[Source records]
━━━━━━━━━━━━━━━━━━━━
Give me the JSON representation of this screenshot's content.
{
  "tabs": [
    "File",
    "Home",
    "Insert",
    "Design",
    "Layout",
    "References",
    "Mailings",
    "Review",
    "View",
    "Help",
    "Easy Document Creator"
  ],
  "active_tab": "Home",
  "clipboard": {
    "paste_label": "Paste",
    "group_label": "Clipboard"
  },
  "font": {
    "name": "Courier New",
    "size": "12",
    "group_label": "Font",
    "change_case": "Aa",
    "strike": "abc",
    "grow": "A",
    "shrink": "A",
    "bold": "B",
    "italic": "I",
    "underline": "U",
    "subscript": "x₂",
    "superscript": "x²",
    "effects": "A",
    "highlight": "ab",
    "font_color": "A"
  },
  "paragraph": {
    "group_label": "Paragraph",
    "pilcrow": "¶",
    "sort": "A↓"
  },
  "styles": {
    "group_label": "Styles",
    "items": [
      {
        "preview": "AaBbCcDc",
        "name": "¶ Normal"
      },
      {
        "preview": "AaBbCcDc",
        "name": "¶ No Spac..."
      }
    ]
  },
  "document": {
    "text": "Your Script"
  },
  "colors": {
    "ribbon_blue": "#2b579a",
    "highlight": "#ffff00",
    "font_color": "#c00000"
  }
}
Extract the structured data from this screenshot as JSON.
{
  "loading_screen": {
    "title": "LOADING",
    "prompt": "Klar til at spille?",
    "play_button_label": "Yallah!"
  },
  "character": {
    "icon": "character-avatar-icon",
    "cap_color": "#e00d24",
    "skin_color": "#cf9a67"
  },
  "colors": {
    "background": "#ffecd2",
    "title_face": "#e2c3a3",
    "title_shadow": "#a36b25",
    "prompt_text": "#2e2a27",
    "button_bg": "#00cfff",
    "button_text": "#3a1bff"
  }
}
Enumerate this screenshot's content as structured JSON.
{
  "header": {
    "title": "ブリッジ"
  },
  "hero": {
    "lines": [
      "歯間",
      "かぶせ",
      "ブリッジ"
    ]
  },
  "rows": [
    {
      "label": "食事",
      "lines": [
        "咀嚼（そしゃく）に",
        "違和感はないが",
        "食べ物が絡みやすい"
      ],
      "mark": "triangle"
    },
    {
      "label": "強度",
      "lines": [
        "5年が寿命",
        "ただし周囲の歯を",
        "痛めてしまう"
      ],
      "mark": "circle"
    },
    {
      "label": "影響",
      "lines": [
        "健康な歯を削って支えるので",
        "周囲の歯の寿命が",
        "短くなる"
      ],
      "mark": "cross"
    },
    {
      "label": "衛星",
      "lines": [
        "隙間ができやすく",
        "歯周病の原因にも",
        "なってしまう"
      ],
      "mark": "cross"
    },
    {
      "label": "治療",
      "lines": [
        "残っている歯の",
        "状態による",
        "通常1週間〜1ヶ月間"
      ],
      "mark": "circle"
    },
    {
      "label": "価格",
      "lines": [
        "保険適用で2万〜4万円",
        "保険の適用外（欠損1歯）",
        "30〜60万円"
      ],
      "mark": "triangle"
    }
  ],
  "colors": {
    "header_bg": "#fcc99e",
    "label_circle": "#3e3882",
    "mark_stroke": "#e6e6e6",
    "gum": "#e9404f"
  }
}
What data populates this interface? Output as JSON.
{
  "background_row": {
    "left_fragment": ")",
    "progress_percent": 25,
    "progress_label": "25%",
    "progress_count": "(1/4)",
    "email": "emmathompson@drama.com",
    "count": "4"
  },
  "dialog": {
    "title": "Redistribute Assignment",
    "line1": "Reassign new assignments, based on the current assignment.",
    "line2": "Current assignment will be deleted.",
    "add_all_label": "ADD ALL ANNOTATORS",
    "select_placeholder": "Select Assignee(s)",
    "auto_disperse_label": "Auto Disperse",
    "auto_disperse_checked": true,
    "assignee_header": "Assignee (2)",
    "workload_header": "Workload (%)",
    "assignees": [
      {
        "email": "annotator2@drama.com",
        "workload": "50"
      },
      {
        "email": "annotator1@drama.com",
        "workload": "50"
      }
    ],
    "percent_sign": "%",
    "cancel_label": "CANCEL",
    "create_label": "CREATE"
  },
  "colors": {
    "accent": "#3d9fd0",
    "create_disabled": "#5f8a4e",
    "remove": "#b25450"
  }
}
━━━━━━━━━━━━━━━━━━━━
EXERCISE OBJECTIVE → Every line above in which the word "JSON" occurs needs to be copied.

EXERCISE OUTPUT →
Give me the JSON representation of this screenshot's content.
Extract the structured data from this screenshot as JSON.
Enumerate this screenshot's content as structured JSON.
What data populates this interface? Output as JSON.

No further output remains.